TASK TO CARRY OUT:
Report every line of the records below that contains the word "button".

[RECORDS FOR THE TASK]

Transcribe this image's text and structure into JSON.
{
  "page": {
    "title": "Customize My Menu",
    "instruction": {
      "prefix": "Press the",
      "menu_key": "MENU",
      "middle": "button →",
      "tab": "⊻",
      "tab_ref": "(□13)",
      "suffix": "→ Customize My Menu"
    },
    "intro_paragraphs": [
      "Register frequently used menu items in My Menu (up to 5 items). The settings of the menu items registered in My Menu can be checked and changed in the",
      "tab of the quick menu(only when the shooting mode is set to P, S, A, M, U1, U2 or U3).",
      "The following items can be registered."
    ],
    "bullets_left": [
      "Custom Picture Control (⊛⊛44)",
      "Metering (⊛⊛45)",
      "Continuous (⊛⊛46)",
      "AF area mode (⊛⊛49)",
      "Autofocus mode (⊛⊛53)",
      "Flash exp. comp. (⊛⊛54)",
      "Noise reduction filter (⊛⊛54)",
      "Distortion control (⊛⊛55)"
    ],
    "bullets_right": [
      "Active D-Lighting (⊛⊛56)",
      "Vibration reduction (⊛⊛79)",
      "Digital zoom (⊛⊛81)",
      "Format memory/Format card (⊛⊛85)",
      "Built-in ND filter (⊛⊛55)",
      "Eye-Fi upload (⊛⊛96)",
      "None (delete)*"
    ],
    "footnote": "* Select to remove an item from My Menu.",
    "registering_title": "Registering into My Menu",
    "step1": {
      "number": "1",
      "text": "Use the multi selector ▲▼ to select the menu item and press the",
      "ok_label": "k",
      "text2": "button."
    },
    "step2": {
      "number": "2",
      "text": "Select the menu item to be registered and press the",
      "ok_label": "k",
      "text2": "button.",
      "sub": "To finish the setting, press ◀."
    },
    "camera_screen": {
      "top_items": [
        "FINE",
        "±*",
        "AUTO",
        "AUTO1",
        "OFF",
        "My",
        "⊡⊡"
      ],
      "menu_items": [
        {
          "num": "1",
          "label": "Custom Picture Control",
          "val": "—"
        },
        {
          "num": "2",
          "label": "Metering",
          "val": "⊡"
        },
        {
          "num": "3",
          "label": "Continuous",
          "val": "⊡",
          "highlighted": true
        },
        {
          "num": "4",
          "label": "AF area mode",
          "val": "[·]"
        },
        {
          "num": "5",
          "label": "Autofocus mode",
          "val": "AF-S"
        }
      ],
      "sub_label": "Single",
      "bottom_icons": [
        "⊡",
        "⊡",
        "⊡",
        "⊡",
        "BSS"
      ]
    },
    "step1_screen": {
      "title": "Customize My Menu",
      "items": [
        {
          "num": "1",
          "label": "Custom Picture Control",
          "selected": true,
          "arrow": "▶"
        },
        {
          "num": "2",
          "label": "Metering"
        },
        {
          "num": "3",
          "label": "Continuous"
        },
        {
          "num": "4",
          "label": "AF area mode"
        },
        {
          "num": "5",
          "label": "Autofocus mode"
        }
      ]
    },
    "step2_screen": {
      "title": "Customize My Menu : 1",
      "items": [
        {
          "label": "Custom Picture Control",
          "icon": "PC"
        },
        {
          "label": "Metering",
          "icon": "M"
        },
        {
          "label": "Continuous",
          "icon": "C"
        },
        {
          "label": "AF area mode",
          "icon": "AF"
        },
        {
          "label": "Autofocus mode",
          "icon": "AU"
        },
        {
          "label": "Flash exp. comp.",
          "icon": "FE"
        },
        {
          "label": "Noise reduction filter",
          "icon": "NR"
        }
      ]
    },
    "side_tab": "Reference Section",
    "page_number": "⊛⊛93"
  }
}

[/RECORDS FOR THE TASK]

EXERCISE SOLUTION:
      "middle": "button →",
      "text2": "button."
      "text2": "button.",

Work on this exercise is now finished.